=== Task brief ===
Retype the listing exactly as it stands, and keep every image out.

++++++++

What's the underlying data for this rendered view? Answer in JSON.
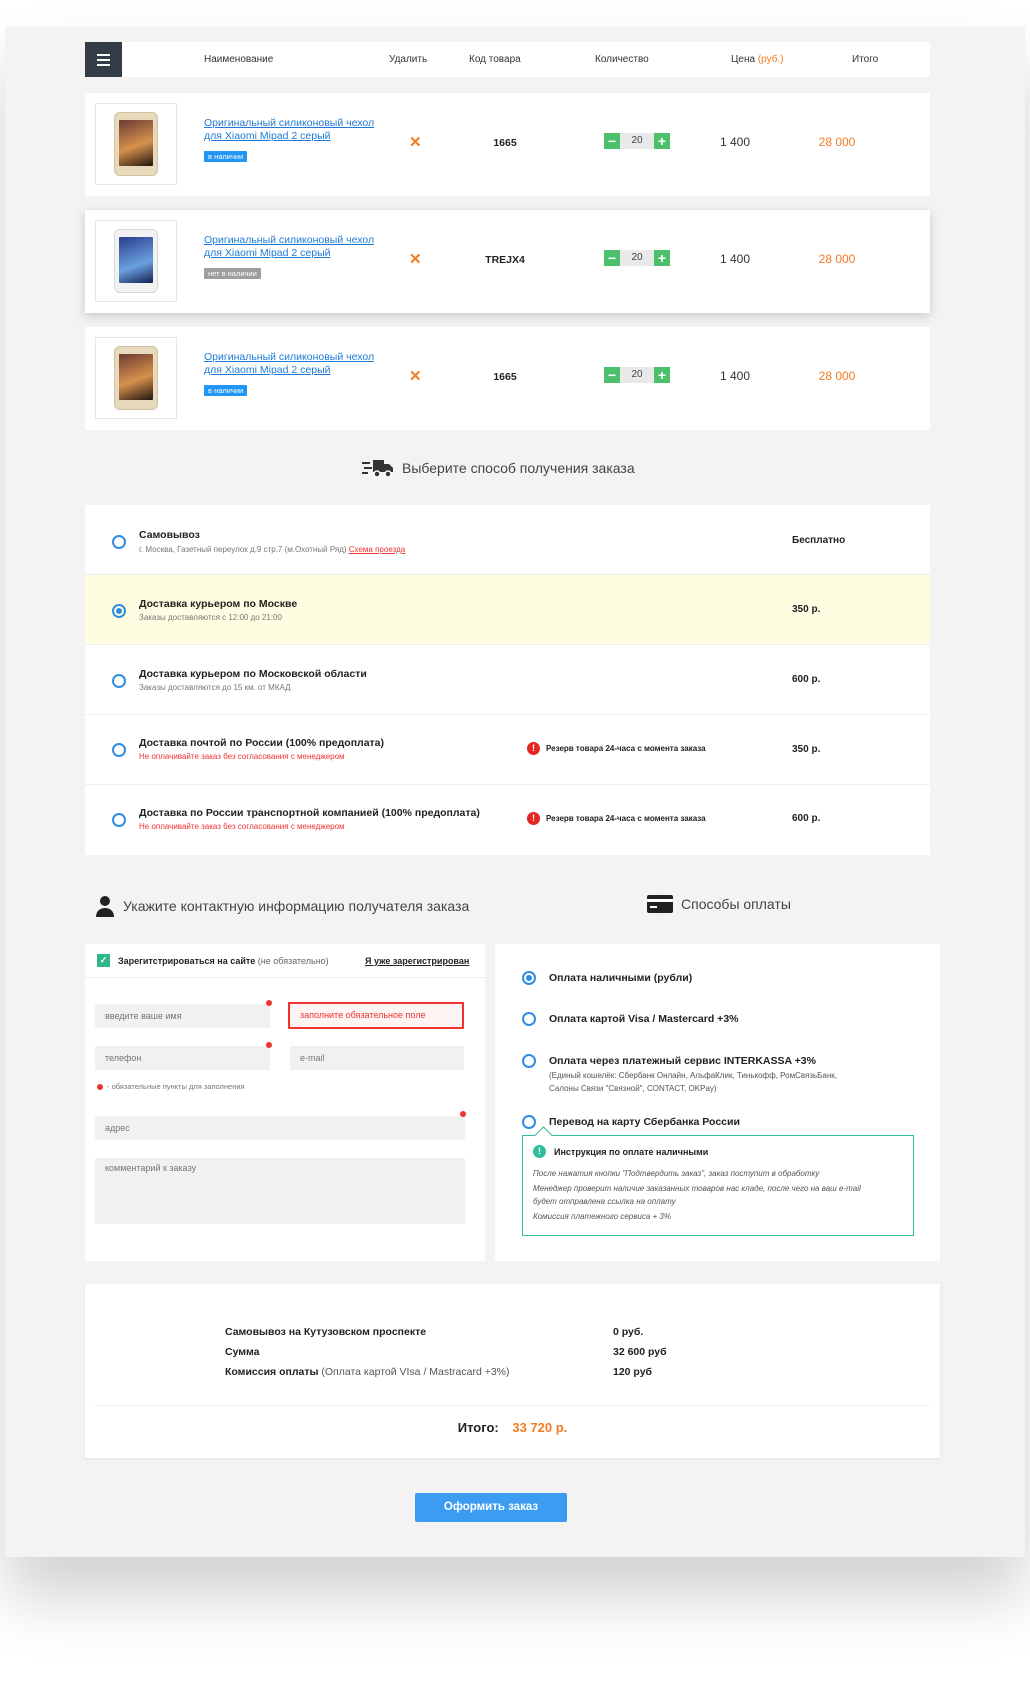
{
  "table_header": {
    "name": "Наименование",
    "delete": "Удалить",
    "code": "Код товара",
    "quantity": "Количество",
    "price": "Цена",
    "price_unit": "(руб.)",
    "total": "Итого"
  },
  "items": [
    {
      "name": "Оригинальный силиконовый чехол для Xiaomi Mipad 2 серый",
      "stock": "в наличии",
      "code": "1665",
      "qty": "20",
      "price": "1 400",
      "total": "28 000"
    },
    {
      "name": "Оригинальный силиконовый чехол для Xiaomi Mipad 2 серый",
      "stock": "нет в наличии",
      "code": "TREJX4",
      "qty": "20",
      "price": "1 400",
      "total": "28 000"
    },
    {
      "name": "Оригинальный силиконовый чехол для Xiaomi Mipad 2 серый",
      "stock": "в наличии",
      "code": "1665",
      "qty": "20",
      "price": "1 400",
      "total": "28 000"
    }
  ],
  "delivery": {
    "title": "Выберите способ получения заказа",
    "options": [
      {
        "name": "Самовывоз",
        "sub": "г. Москва, Газетный переулок д.9 стр.7 (м.Охотный Ряд)",
        "link": "Схема проезда",
        "price": "Бесплатно"
      },
      {
        "name": "Доставка курьером по Москве",
        "sub": "Заказы доставляются с 12:00 до 21:00",
        "price": "350 р."
      },
      {
        "name": "Доставка курьером по Московской области",
        "sub": "Заказы доставляются до 15 км. от МКАД",
        "price": "600 р."
      },
      {
        "name": "Доставка почтой по России (100% предоплата)",
        "sub": "Не оплачивайте заказ без согласования с менеджером",
        "warn": "Резерв товара 24-часа с момента заказа",
        "price": "350 р."
      },
      {
        "name": "Доставка по России транспортной компанией (100% предоплата)",
        "sub": "Не оплачивайте заказ без согласования с менеджером",
        "warn": "Резерв товара 24-часа с момента заказа",
        "price": "600 р."
      }
    ]
  },
  "contact": {
    "title": "Укажите контактную информацию получателя заказа",
    "register_label": "Зарегитстрироваться на сайте",
    "register_optional": "(не обязательно)",
    "already_registered": "Я уже зарегистрирован",
    "name_placeholder": "введите ваше имя",
    "error_text": "заполните обязательное поле",
    "phone_placeholder": "телефон",
    "email_placeholder": "e-mail",
    "required_note": "- обязательные пункты для заполнения",
    "address_placeholder": "адрес",
    "comment_placeholder": "комментарий к заказу"
  },
  "payment": {
    "title": "Способы оплаты",
    "options": [
      {
        "name": "Оплата наличными (рубли)"
      },
      {
        "name": "Оплата картой Visa / Mastercard +3%"
      },
      {
        "name": "Оплата через платежный сервис INTERKASSA +3%",
        "sub1": "(Единый кошелёк: Сбербанк Онлайн, АльфаКлик, Тинькофф, РомСвязьБанк,",
        "sub2": "Салоны Связи \"Связной\", CONTACT, OKPay)"
      },
      {
        "name": "Перевод на карту Сбербанка России"
      }
    ],
    "instruction_title": "Инструкция по оплате наличными",
    "instruction_lines": [
      "После нажатия кнопки \"Подтвердить заказ\", заказ поступит в обработку",
      "Менеджер проверит наличие заказанных товаров нас кладе, после чего на ваш e-mail",
      "будет отправлена ссылка на оплату",
      "Комиссия платежного сервиса + 3%"
    ]
  },
  "summary": {
    "pickup_label": "Самовывоз на Кутузовском проспекте",
    "pickup_value": "0 руб.",
    "sum_label": "Сумма",
    "sum_value": "32 600 руб",
    "fee_label": "Комиссия оплаты",
    "fee_note": "(Оплата картой VIsa / Mastracard +3%)",
    "fee_value": "120 руб",
    "total_label": "Итого:",
    "total_value": "33 720 р."
  },
  "submit_label": "Оформить заказ",
  "colors": {
    "accent": "#f47b20",
    "primary": "#3b9cf2",
    "success": "#4cc06b",
    "error": "#e33333",
    "dark": "#333c47"
  }
}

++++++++

=== Task response ===
What's the underlying data for this rendered view? Answer in JSON.
{
  "table_header": {
    "name": "Наименование",
    "delete": "Удалить",
    "code": "Код товара",
    "quantity": "Количество",
    "price": "Цена",
    "price_unit": "(руб.)",
    "total": "Итого"
  },
  "items": [
    {
      "name": "Оригинальный силиконовый чехол для Xiaomi Mipad 2 серый",
      "stock": "в наличии",
      "code": "1665",
      "qty": "20",
      "price": "1 400",
      "total": "28 000"
    },
    {
      "name": "Оригинальный силиконовый чехол для Xiaomi Mipad 2 серый",
      "stock": "нет в наличии",
      "code": "TREJX4",
      "qty": "20",
      "price": "1 400",
      "total": "28 000"
    },
    {
      "name": "Оригинальный силиконовый чехол для Xiaomi Mipad 2 серый",
      "stock": "в наличии",
      "code": "1665",
      "qty": "20",
      "price": "1 400",
      "total": "28 000"
    }
  ],
  "delivery": {
    "title": "Выберите способ получения заказа",
    "options": [
      {
        "name": "Самовывоз",
        "sub": "г. Москва, Газетный переулок д.9 стр.7 (м.Охотный Ряд)",
        "link": "Схема проезда",
        "price": "Бесплатно"
      },
      {
        "name": "Доставка курьером по Москве",
        "sub": "Заказы доставляются с 12:00 до 21:00",
        "price": "350 р."
      },
      {
        "name": "Доставка курьером по Московской области",
        "sub": "Заказы доставляются до 15 км. от МКАД",
        "price": "600 р."
      },
      {
        "name": "Доставка почтой по России (100% предоплата)",
        "sub": "Не оплачивайте заказ без согласования с менеджером",
        "warn": "Резерв товара 24-часа с момента заказа",
        "price": "350 р."
      },
      {
        "name": "Доставка по России транспортной компанией (100% предоплата)",
        "sub": "Не оплачивайте заказ без согласования с менеджером",
        "warn": "Резерв товара 24-часа с момента заказа",
        "price": "600 р."
      }
    ]
  },
  "contact": {
    "title": "Укажите контактную информацию получателя заказа",
    "register_label": "Зарегитстрироваться на сайте",
    "register_optional": "(не обязательно)",
    "already_registered": "Я уже зарегистрирован",
    "name_placeholder": "введите ваше имя",
    "error_text": "заполните обязательное поле",
    "phone_placeholder": "телефон",
    "email_placeholder": "e-mail",
    "required_note": "- обязательные пункты для заполнения",
    "address_placeholder": "адрес",
    "comment_placeholder": "комментарий к заказу"
  },
  "payment": {
    "title": "Способы оплаты",
    "options": [
      {
        "name": "Оплата наличными (рубли)"
      },
      {
        "name": "Оплата картой Visa / Mastercard +3%"
      },
      {
        "name": "Оплата через платежный сервис INTERKASSA +3%",
        "sub1": "(Единый кошелёк: Сбербанк Онлайн, АльфаКлик, Тинькофф, РомСвязьБанк,",
        "sub2": "Салоны Связи \"Связной\", CONTACT, OKPay)"
      },
      {
        "name": "Перевод на карту Сбербанка России"
      }
    ],
    "instruction_title": "Инструкция по оплате наличными",
    "instruction_lines": [
      "После нажатия кнопки \"Подтвердить заказ\", заказ поступит в обработку",
      "Менеджер проверит наличие заказанных товаров нас кладе, после чего на ваш e-mail",
      "будет отправлена ссылка на оплату",
      "Комиссия платежного сервиса + 3%"
    ]
  },
  "summary": {
    "pickup_label": "Самовывоз на Кутузовском проспекте",
    "pickup_value": "0 руб.",
    "sum_label": "Сумма",
    "sum_value": "32 600 руб",
    "fee_label": "Комиссия оплаты",
    "fee_note": "(Оплата картой VIsa / Mastracard +3%)",
    "fee_value": "120 руб",
    "total_label": "Итого:",
    "total_value": "33 720 р."
  },
  "submit_label": "Оформить заказ",
  "colors": {
    "accent": "#f47b20",
    "primary": "#3b9cf2",
    "success": "#4cc06b",
    "error": "#e33333",
    "dark": "#333c47"
  }
}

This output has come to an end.